Issues such as number of rates or taxes and overlapping incidences are easily overcome by using good computer applications.

Problems exist and will always exist, which is an excuse for continuous action focused on strategic matters, aiming at eliminating or mitigating them.

The problems of ICMS and PIS / Cofins are remedied with surgical changes.

There are many reasons against overly ambitious tax reform claims.

Changes have costs and risks. Normative stability, in the tax sphere, is a relevant asset for deciding on private investments.

In an interview with Veja (27/09/2017), Eldar Saetre, president of Statoil (Norwegian state oil company), stressed that his major concern in relation to Brazilian taxation was unpredictability. He added that, in Norway, the taxation of oil activity was high (78%), but stable.

In an interview with the Financial Times, published in Valor (28/04/2017), Warren Buffet, one of the largest investors in the world, said: “People invest when they think they can make money, and not because of taxation”.

In addition, there are risks to the treasury and the taxpayer. Any change has repercussions on tax rates and tax bases, in an unpredictable way and differently on taxpayers.

Ultimately, major changes can take on an adventurous character. Anyway, systems, like the tributary, are only well known with real mass.

In everything, we cannot forget our undying vocation to copy models from other countries, built under peculiar circumstances and different from ours. It is cultural servility, opposite and equally mediocre of xenophobia in the field of ideas.

The most serious thing is that we seek to copy models in frank obsolescence, such as the Value Added Tax (VAT), which is complex, vulnerable to evasion (the carousel or banknote ride is a well-known evasion modality in Europe) and unable to assimilate properly the digital economy.

It is good to pay attention to what is being discussed at the border of tax policy. With a solid academic basis, the United States is already discussing the formulation of a model for taxing consumed income, which aggregates VAT and Income Tax characteristics, innovating them.

Meanwhile, in Brazil, little or no attention is paid to our most severe tax illnesses: bureaucracy, conceptual indeterminacy and the tax process.

Bureaucracy reigns triumphantly in the tax system. Its pearls are multiple registration, negative certificate requirements, tax refunds, obstacles to compensation, etc.

It is certain that conceptual indeterminacy will always exist, demanding the clarifying intervention of Justice. After all, there is no closed concept system. What is reprehensible is exaggeration.

We have not yet pacified concepts such as billing, gross revenue, indemnity for tax purposes, irregular dissolution of companies, joint liability of partners, tax substitution, abusive tax planning, etc. It's an absurd.

The process, from launch to execution, is exquisite in its slowness and inefficiency.

In the Union, the amounts under administrative and judicial discussion added to the credits recorded in active debt correspond to more than double the annual tax collection.

A report produced by the National Council of Justice (CNJ) shows that of the impressive 80 million cases pending in court, approximately 30 million are related to tax enforcement.

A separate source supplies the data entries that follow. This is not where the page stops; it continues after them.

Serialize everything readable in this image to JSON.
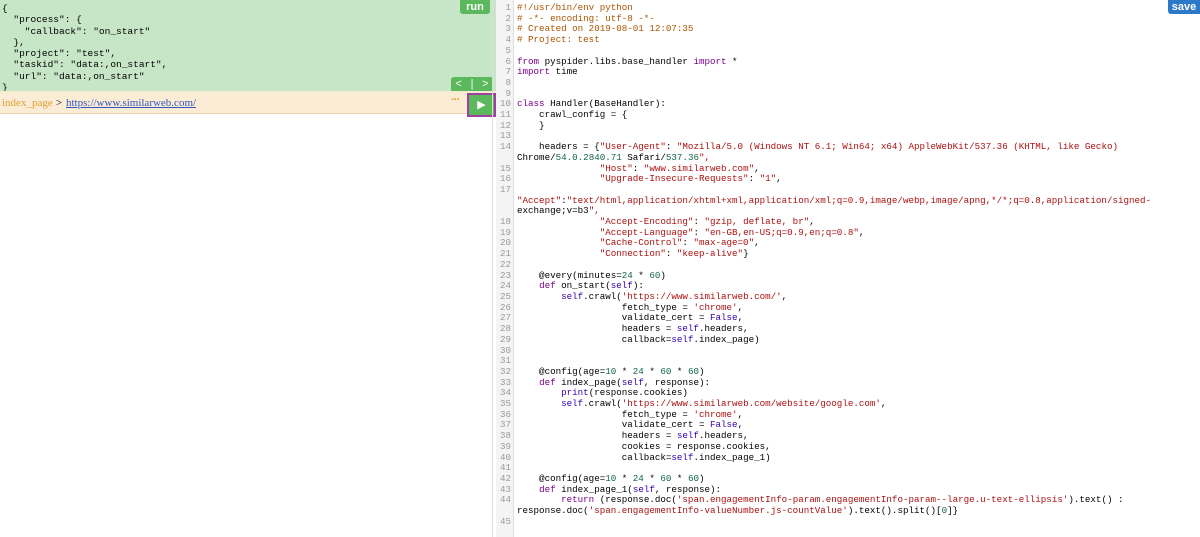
{
  "task": {
    "run_label": "run",
    "json_lines": [
      "{",
      "  \"process\": {",
      "    \"callback\": \"on_start\"",
      "  },",
      "  \"project\": \"test\",",
      "  \"taskid\": \"data:,on_start\",",
      "  \"url\": \"data:,on_start\"",
      "}"
    ],
    "prev_label": "<",
    "sep_label": "|",
    "next_label": ">"
  },
  "follow": {
    "callback": "index_page",
    "separator": ">",
    "url": "https://www.similarweb.com/",
    "more_label": "···",
    "play_label": "▶"
  },
  "editor": {
    "save_label": "save",
    "lines": [
      {
        "n": "1",
        "t": "#!/usr/bin/env python"
      },
      {
        "n": "2",
        "t": "# -*- encoding: utf-8 -*-"
      },
      {
        "n": "3",
        "t": "# Created on 2019-08-01 12:07:35"
      },
      {
        "n": "4",
        "t": "# Project: test"
      },
      {
        "n": "5",
        "t": ""
      },
      {
        "n": "6",
        "t": "from pyspider.libs.base_handler import *"
      },
      {
        "n": "7",
        "t": "import time"
      },
      {
        "n": "8",
        "t": ""
      },
      {
        "n": "9",
        "t": ""
      },
      {
        "n": "10",
        "t": "class Handler(BaseHandler):"
      },
      {
        "n": "11",
        "t": "    crawl_config = {"
      },
      {
        "n": "12",
        "t": "    }"
      },
      {
        "n": "13",
        "t": ""
      },
      {
        "n": "14",
        "t": "    headers = {\"User-Agent\": \"Mozilla/5.0 (Windows NT 6.1; Win64; x64) AppleWebKit/537.36 (KHTML, like Gecko)"
      },
      {
        "n": "",
        "t": "Chrome/54.0.2840.71 Safari/537.36\","
      },
      {
        "n": "15",
        "t": "               \"Host\": \"www.similarweb.com\","
      },
      {
        "n": "16",
        "t": "               \"Upgrade-Insecure-Requests\": \"1\","
      },
      {
        "n": "17",
        "t": ""
      },
      {
        "n": "",
        "t": "\"Accept\":\"text/html,application/xhtml+xml,application/xml;q=0.9,image/webp,image/apng,*/*;q=0.8,application/signed-"
      },
      {
        "n": "",
        "t": "exchange;v=b3\","
      },
      {
        "n": "18",
        "t": "               \"Accept-Encoding\": \"gzip, deflate, br\","
      },
      {
        "n": "19",
        "t": "               \"Accept-Language\": \"en-GB,en-US;q=0.9,en;q=0.8\","
      },
      {
        "n": "20",
        "t": "               \"Cache-Control\": \"max-age=0\","
      },
      {
        "n": "21",
        "t": "               \"Connection\": \"keep-alive\"}"
      },
      {
        "n": "22",
        "t": ""
      },
      {
        "n": "23",
        "t": "    @every(minutes=24 * 60)"
      },
      {
        "n": "24",
        "t": "    def on_start(self):"
      },
      {
        "n": "25",
        "t": "        self.crawl('https://www.similarweb.com/',"
      },
      {
        "n": "26",
        "t": "                   fetch_type = 'chrome',"
      },
      {
        "n": "27",
        "t": "                   validate_cert = False,"
      },
      {
        "n": "28",
        "t": "                   headers = self.headers,"
      },
      {
        "n": "29",
        "t": "                   callback=self.index_page)"
      },
      {
        "n": "30",
        "t": ""
      },
      {
        "n": "31",
        "t": ""
      },
      {
        "n": "32",
        "t": "    @config(age=10 * 24 * 60 * 60)"
      },
      {
        "n": "33",
        "t": "    def index_page(self, response):"
      },
      {
        "n": "34",
        "t": "        print(response.cookies)"
      },
      {
        "n": "35",
        "t": "        self.crawl('https://www.similarweb.com/website/google.com',"
      },
      {
        "n": "36",
        "t": "                   fetch_type = 'chrome',"
      },
      {
        "n": "37",
        "t": "                   validate_cert = False,"
      },
      {
        "n": "38",
        "t": "                   headers = self.headers,"
      },
      {
        "n": "39",
        "t": "                   cookies = response.cookies,"
      },
      {
        "n": "40",
        "t": "                   callback=self.index_page_1)"
      },
      {
        "n": "41",
        "t": ""
      },
      {
        "n": "42",
        "t": "    @config(age=10 * 24 * 60 * 60)"
      },
      {
        "n": "43",
        "t": "    def index_page_1(self, response):"
      },
      {
        "n": "44",
        "t": "        return (response.doc('span.engagementInfo-param.engagementInfo-param--large.u-text-ellipsis').text() :"
      },
      {
        "n": "",
        "t": "response.doc('span.engagementInfo-valueNumber.js-countValue').text().split()[0]}"
      },
      {
        "n": "45",
        "t": ""
      }
    ]
  }
}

Although it contradicts the bureaucracy and the litigation industry, the real reform is to eliminate these tax illnesses. However, it lacks the charm of designing a new, unpredictable and unnecessary tax model.

Ambitious claims, by exacerbating tax conflicts, including in the context of fiscal federalism, always end in impasses, in addition to removing the focus of Brazilian tax illnesses. It is worth remembering Einstein's teaching: “it is insanity to keep doing the same thing and expect different results”.